These sharks don’t do well in captivity. In fact, out of all the shark species forced into captivity, the shortfin mako has fared the worst.
Sadly, the longest period one of these sharks has lasted in captivity was five days at the New Jersey Aquarium in 2001. It couldn’t seem to adapt to its new surroundings and had immense trouble navigating the tanks, often bumping into the walls. In addition, it refused to eat anything, causing it to weaken and die.
No wonder they didn’t fare well in an aquarium; they are used to traveling thousands of miles during a single event and like to swim at fast speeds, which is impossible in captivity.
Similar Fish to Shortfin Mako Sharkanimals that start with S
Shortfin Mako Shark FAQs (Frequently Asked Questions)
Are shortfin mako sharks aggressive?
Shortfin makos have attacked humans before; however, this occurrence is rare and only when provoked.
Are shortfin mako sharks the fastest shark?
The shortfin mako shark is the fastest known species of shark and can reach maximum speeds of 46 mph. However, their average speed is 43 mph.
Where are shortfin mako sharks found?
The shortfin mako shark is very adaptable and is widely distributed in the Pacfic, Atlantic, and Indian oceans.
How big are shortfin mako sharks?
Adult makos measure 13 feet in length and can weigh up to 1,250 pounds. The largest shortfin mako was caught off the coast of California by a recreational angler and weighed 1098 pounds.
What do shortfin mako sharks eat?
Thank you for reading!

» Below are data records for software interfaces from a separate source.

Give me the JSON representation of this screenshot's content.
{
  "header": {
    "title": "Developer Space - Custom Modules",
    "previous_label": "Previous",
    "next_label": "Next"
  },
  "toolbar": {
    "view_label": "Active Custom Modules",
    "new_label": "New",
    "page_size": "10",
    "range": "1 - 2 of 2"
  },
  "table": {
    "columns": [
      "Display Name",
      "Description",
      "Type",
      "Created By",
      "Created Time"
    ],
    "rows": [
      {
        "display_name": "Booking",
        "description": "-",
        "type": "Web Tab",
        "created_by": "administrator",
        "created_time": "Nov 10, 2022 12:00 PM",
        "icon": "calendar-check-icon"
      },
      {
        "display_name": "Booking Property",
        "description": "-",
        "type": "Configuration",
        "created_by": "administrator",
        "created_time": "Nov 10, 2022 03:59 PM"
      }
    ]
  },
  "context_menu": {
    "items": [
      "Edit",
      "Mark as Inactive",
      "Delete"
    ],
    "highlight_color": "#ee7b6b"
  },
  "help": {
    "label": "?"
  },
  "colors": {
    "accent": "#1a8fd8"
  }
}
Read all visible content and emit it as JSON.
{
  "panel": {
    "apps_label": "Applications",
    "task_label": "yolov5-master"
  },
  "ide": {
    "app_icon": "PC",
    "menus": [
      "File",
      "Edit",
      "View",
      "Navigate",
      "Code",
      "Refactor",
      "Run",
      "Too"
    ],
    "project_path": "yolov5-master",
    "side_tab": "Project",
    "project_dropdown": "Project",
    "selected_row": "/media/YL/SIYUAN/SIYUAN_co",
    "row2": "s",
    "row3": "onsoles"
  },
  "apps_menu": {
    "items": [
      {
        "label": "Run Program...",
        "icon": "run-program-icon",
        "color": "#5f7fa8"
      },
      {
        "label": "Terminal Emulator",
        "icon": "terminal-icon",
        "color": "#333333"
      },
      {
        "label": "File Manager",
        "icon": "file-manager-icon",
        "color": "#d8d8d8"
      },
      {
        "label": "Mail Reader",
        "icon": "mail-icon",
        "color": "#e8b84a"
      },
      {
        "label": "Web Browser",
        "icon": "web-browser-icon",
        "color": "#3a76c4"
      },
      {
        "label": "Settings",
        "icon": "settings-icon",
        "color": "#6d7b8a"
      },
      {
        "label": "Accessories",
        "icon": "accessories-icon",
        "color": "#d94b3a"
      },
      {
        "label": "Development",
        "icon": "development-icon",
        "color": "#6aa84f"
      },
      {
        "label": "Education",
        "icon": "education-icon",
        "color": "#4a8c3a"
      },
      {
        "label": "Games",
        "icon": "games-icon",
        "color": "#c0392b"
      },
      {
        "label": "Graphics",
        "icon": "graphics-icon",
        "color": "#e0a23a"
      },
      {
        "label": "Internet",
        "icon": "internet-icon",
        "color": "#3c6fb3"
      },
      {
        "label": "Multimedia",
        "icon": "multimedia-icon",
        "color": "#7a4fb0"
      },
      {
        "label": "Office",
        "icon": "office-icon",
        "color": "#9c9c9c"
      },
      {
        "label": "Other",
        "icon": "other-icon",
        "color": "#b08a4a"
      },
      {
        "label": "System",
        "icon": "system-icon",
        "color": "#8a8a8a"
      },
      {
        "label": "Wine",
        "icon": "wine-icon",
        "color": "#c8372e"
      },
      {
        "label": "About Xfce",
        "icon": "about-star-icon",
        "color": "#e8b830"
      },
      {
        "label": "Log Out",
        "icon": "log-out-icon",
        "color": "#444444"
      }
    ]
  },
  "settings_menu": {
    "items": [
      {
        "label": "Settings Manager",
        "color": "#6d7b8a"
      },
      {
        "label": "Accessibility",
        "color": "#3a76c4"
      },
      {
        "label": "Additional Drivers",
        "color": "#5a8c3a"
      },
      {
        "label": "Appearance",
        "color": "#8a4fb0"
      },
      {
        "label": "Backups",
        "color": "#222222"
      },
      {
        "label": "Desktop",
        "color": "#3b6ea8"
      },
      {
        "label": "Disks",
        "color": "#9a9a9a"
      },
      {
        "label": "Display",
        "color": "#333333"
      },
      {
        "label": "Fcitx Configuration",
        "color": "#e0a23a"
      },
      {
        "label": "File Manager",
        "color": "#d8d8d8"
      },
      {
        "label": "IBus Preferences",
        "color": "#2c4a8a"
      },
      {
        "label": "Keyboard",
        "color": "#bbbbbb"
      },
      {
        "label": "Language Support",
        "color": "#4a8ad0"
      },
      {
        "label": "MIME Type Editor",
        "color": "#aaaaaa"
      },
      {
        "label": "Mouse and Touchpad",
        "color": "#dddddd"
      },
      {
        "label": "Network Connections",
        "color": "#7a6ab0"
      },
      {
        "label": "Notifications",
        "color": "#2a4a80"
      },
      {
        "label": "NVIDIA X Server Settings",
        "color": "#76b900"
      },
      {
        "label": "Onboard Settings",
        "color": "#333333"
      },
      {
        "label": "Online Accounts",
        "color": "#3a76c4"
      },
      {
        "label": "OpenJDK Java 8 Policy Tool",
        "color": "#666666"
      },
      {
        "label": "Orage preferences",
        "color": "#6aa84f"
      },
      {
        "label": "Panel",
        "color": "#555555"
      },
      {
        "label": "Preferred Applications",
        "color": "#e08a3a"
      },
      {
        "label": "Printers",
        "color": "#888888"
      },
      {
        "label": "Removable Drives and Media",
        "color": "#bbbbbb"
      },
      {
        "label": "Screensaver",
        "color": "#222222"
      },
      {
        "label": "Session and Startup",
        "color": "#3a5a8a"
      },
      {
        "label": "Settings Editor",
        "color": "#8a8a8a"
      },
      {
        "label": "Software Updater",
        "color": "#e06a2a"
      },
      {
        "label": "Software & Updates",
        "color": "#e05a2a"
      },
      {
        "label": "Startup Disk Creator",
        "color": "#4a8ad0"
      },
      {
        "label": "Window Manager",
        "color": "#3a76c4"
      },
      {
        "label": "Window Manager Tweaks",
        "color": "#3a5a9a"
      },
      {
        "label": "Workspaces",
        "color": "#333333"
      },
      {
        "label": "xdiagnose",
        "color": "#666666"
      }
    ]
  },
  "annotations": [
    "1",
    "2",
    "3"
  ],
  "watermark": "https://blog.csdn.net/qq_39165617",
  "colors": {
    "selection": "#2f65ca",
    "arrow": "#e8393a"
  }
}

Have some feedback for us? Contact the AZ Animals editorial team.
- Wikipedia, Available here: https://en.wikipedia.org/wiki/Shortfin_mako_shark#Range_and_habitat
- Its Nature, Available here: https://itsnature.org/sea/fish/shortfin-mako-shark/
- Mental Floss, Available here: https://www.mentalfloss.com/article/562060/mako-shark-facts
- Shark Insider, Available here: https://www.sharksider.com/shortfin-mako-shark/
- Florida Museum, Available here: https://www.floridamuseum.ufl.edu/discover-fish/species-profiles/isurus-oxyrinchus/
- IUCN, Available here: https://www.iucnredlist.org/species/39341/2903170
- White Shark Projects, Available here: https://www.whitesharkprojects.co.za/news/10-interesting-facts-about-the-great-white-shark/
- USA Oceana, Available here: https://usa.oceana.org/fun-facts-about-great-white-sharks/
- Oceana, Available here: https://oceana.org/marine-life/longfin-mako-shark/#:~:text=The%20longfin%20mako%20shark%20is%20a%20large%2C%20predatory%20shark%20that,possibly%20counted%20as%2C%20shortfin%20makos.
- Marine Bio, Available here: https://www.marinebio.org/species/longfin-mako-sharks/isurus-paucus/
- Animals Network, Available here: https://animals.net/mako-shark/
- Marine Species Portal, Available here: https://marinespecies.wildlife.ca.gov/shortfin-mako-shark/